Each hull is compartmentalized, ensuring that if there is a breach, the boat will remain afloat. Because of its light weight and construction, this trimaran is intended to be dry sailed (stored on land as opposed to in the water) and includes a beach dolly (no special equipment needed to launch / retrieve).

Unlike larger boats, this trimaran can easily be brought up on a beach. The boat disassembles easily for transport, and although it could be assembled / disassembled for each sail, it is best kept up on a beach on the dolly.

In order to maximize aerodynamics, the mast pivots, and the centerboard can be lowered or raised. The boat can easily hold its own against a Hobie catamaran and overtakes Laser I, II, Bytes and most other single hull sailboats with ease. Malabar is an absolute thrill to sail.

My previous experience was with Laser I / II, Bytes, Hobie cat, <30' cruisers. The experience of riding 2 feet above the water (much like a catamaran) is thrilling. The pontoons provide added safety and the configuration allows one person to sail it comfortably. I can only think of three possible design features to make it the "ideal" sailboat: 1) Trapeze for the second person 2) Mesh net between the supports 3) Have the pontoons swing towards the front for storage. I would be scared to add a spinnaker simply because the boat is fast enough on a run. The very thin, hydrodynamic hull design and professional construction make this boat an absolute pleasure to look at in and out of the water.

Although the boat is 17′ long by 13.5′ wide, and includes both a mainsail and jib, the layout is such that it only needs one person to sail. The current rig is custom (fractional sloop), though I had considered replacing it with that of a Tornado.

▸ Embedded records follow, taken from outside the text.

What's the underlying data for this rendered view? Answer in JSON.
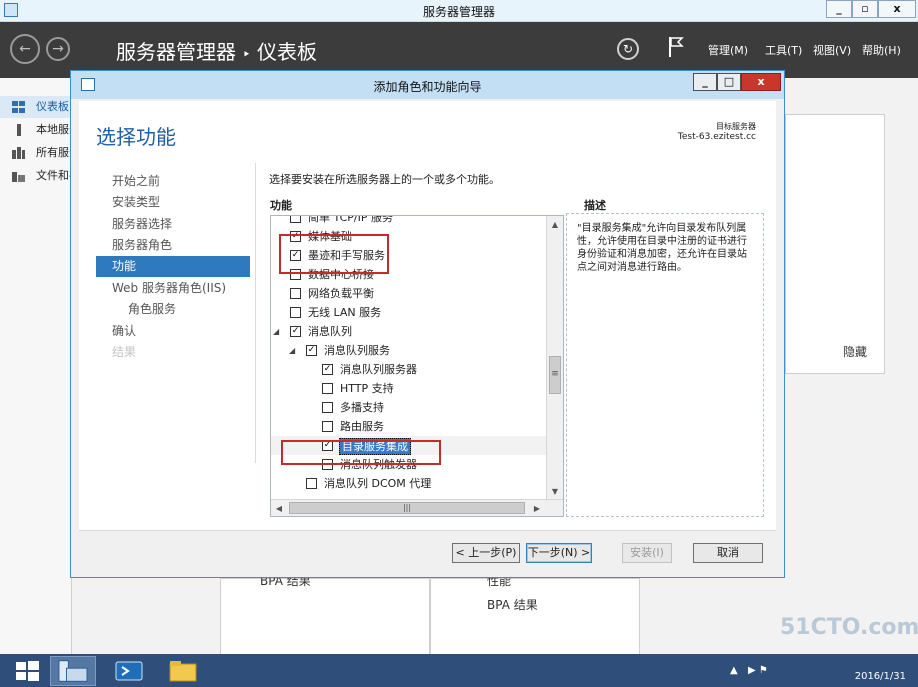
{
  "window": {
    "title": "服务器管理器",
    "btn_min": "_",
    "btn_max": "▫",
    "btn_close": "x"
  },
  "toolbar": {
    "breadcrumb_app": "服务器管理器",
    "breadcrumb_sep": "‣",
    "breadcrumb_page": "仪表板",
    "back": "←",
    "forward": "→",
    "refresh": "↻",
    "menus": [
      "管理(M)",
      "工具(T)",
      "视图(V)",
      "帮助(H)"
    ]
  },
  "sidebar": {
    "items": [
      "仪表板",
      "本地服务器",
      "所有服务器",
      "文件和存储服务"
    ]
  },
  "background": {
    "bpa_left": "BPA 结果",
    "perf_right": "性能",
    "bpa_right": "BPA 结果",
    "hide": "隐藏"
  },
  "dialog": {
    "title": "添加角色和功能向导",
    "btn_min": "_",
    "btn_max": "□",
    "btn_close": "x",
    "page_title": "选择功能",
    "target_label": "目标服务器",
    "target_server": "Test-63.ezitest.cc",
    "steps": [
      "开始之前",
      "安装类型",
      "服务器选择",
      "服务器角色",
      "功能",
      "Web 服务器角色(IIS)",
      "角色服务",
      "确认",
      "结果"
    ],
    "instruction": "选择要安装在所选服务器上的一个或多个功能。",
    "features_header": "功能",
    "description_header": "描述",
    "features": [
      {
        "label": "简单 TCP/IP 服务"
      },
      {
        "label": "媒体基础",
        "checked": true
      },
      {
        "label": "墨迹和手写服务",
        "checked": true
      },
      {
        "label": "数据中心桥接"
      },
      {
        "label": "网络负载平衡"
      },
      {
        "label": "无线 LAN 服务"
      },
      {
        "label": "消息队列",
        "checked": true,
        "expander": "◢"
      },
      {
        "label": "消息队列服务",
        "checked": true,
        "expander": "◢"
      },
      {
        "label": "消息队列服务器",
        "checked": true
      },
      {
        "label": "HTTP 支持"
      },
      {
        "label": "多播支持"
      },
      {
        "label": "路由服务"
      },
      {
        "label": "目录服务集成",
        "checked": true
      },
      {
        "label": "消息队列触发器"
      },
      {
        "label": "消息队列 DCOM 代理"
      }
    ],
    "description": "\"目录服务集成\"允许向目录发布队列属性，允许使用在目录中注册的证书进行身份验证和消息加密，还允许在目录站点之间对消息进行路由。",
    "check_mark": "✓",
    "scroll_up": "▲",
    "scroll_down": "▼",
    "scroll_left": "◀",
    "scroll_right": "▶",
    "thumb_grip": "≡",
    "hthumb_grip": "|||",
    "buttons": {
      "prev": "< 上一步(P)",
      "next": "下一步(N) >",
      "install": "安装(I)",
      "cancel": "取消"
    }
  },
  "taskbar": {
    "tray_arrow": "▲",
    "tray_icons": "▶ ⚑",
    "date": "2016/1/31"
  },
  "watermark": "51CTO.com"
}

Instead of sitting close to the hull, the skipper has the luxury of a sliding seat (one on either side) located on the rear support which moves from the center hull to the outer pontoon. A telescoping tiller means the sailor will always be comfortable.

— Cole B.